If you’ve got an impulse to outfit your mom for your wedding, Houston bride, Barbara Coolidge Tibbetts advises you to fight it. Hard. “Brides dress their bridesmaids. Mothers dress themselves,” Tibbetts says—and, as co-owner of Houston’s T. Carolyn Fashions and author of “I Want My Mother’s Dress to Match the Napkins: Funny Stories and Serious Advice for Looking Your Best at Your Child’s Wedding,” she ought to know.
If your mother, or your groom’s, has already started searching for the perfect MOB/MOG dress, she’s probably aware of T. Carolyn, which is among the nation’s tiny handful of boutiques dedicated to dressing wedding moms. In fact, proud mamas travel to T. Carolyn from all over Texas, the United States, even other parts of the globe, to get that picture-perfect dress. If your mom doesn’t know about the shop, she’ll thank you for pointing her in the right direction. And if you really, really want to help, instead of insisting on that seafoam pantsuit or mauve-ish mumu, just buy her the book (available at the store, too). She’ll love it (unlike the mumu).
In the meanwhile, here are some words of wedding-dressing wisdom from Tibbetts herself:
“The three most important things in a dress are color, color and color. Color can transform a woman from being ordinary to being beautiful. This is your second most photographed day after your own wedding. If you don’t wear your color, you’re not going to be happy with the pictures.”
“One thing I have a real beef with is women executives who come in here and turn into bowls of jelly in the presence of the bride. When shopping for a dress, mothers of the bride should first go into the store themselves and see what the options are. After you’ve done that and narrowed your choices, take your husband or the bride. It’s important not to get confused by too many opinions.”
“Dresses run anywhere from $200 to $2,000, and we sell lots in the high range and lots in the low range. To find the right dress, and something within your budget, start shopping early—six months in advance. That gives us time to order without a rush charge, and with plenty of time for alterations.”

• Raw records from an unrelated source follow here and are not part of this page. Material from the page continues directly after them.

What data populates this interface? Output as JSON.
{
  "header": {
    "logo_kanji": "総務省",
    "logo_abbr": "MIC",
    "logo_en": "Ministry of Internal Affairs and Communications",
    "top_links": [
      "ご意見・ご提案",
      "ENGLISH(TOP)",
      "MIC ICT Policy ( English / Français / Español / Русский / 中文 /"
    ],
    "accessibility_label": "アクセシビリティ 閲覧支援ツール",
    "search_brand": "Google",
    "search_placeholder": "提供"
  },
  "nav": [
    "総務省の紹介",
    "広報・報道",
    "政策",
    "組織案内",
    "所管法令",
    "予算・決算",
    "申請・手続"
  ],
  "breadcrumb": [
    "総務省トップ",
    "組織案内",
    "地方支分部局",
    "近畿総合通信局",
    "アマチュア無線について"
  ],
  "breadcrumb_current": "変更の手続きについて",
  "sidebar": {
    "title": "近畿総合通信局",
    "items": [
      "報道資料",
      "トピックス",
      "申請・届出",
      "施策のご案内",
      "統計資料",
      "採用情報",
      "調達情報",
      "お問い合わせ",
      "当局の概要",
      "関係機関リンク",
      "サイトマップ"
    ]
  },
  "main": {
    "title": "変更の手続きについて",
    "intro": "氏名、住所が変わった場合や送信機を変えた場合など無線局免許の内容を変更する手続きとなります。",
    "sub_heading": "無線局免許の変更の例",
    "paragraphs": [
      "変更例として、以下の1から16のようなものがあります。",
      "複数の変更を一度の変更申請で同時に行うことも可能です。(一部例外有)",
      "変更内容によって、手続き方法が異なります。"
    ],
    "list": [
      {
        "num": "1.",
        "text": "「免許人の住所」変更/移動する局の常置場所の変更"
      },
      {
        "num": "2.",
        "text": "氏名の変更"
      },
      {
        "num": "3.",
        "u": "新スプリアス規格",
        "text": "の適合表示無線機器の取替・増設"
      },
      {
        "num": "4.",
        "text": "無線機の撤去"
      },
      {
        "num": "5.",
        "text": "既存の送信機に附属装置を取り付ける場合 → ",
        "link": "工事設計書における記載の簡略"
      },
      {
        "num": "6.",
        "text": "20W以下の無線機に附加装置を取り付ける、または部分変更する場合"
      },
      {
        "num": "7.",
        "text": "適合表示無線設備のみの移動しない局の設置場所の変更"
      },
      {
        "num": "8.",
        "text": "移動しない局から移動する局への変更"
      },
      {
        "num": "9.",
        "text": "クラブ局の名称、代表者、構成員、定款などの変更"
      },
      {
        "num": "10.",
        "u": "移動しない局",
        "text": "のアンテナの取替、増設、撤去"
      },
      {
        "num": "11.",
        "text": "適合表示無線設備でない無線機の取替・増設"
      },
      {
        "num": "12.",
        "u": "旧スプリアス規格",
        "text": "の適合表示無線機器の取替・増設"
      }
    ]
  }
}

“The mother-of-the-bride and mother-of-the-groom should coordinate with each other—if one goes long, the other should go long. But they should each wear their own color, although it’s not a sin to wear the same color if they both look best in that color.”